Across the entries below, count the lines that contain the word "this" and reply with that number only.
━━━━━━━━━━━━━━━━━━━━━━━━━━━━━━
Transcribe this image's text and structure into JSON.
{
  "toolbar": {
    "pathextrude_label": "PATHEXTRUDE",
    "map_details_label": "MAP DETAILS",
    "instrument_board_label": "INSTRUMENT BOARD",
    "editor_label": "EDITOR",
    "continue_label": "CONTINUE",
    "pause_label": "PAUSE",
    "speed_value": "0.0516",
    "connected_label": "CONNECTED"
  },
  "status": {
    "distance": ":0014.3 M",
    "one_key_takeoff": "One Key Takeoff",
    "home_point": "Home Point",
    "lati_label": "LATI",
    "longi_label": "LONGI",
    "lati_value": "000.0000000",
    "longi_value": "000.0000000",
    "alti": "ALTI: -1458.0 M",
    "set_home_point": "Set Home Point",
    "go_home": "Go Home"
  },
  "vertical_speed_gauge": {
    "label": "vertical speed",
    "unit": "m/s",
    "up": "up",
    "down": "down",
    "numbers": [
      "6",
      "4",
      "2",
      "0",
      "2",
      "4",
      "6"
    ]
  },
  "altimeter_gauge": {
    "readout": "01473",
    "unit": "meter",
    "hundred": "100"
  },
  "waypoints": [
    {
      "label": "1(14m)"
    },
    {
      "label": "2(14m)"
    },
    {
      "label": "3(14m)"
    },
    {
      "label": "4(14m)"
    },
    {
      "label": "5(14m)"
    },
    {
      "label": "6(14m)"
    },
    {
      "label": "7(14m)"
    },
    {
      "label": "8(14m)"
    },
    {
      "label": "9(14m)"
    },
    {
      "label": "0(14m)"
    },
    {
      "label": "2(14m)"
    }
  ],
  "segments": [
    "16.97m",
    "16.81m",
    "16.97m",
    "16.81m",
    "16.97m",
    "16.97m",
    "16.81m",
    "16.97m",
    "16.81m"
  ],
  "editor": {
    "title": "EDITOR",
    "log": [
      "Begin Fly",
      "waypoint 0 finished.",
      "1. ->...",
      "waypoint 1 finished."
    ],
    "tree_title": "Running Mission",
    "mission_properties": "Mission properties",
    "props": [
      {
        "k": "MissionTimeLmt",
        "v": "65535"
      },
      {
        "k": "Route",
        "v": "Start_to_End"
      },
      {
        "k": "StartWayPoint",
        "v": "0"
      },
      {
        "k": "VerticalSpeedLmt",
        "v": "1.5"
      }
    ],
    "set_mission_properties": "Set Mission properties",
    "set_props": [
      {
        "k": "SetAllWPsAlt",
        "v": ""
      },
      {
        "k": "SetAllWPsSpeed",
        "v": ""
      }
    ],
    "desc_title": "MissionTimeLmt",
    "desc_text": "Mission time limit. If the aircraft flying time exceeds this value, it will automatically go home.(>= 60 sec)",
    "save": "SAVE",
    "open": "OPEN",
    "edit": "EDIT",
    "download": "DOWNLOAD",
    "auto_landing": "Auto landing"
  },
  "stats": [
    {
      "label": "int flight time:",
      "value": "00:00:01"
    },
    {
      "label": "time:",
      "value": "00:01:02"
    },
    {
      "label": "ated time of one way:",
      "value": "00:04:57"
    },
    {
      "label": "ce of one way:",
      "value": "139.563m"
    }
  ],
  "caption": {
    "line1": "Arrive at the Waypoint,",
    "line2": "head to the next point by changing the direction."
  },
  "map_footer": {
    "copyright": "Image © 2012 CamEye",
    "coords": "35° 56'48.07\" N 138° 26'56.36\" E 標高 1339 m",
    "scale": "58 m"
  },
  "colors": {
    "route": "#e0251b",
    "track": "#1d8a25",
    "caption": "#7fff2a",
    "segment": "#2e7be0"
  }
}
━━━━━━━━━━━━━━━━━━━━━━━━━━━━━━
- Output below: 2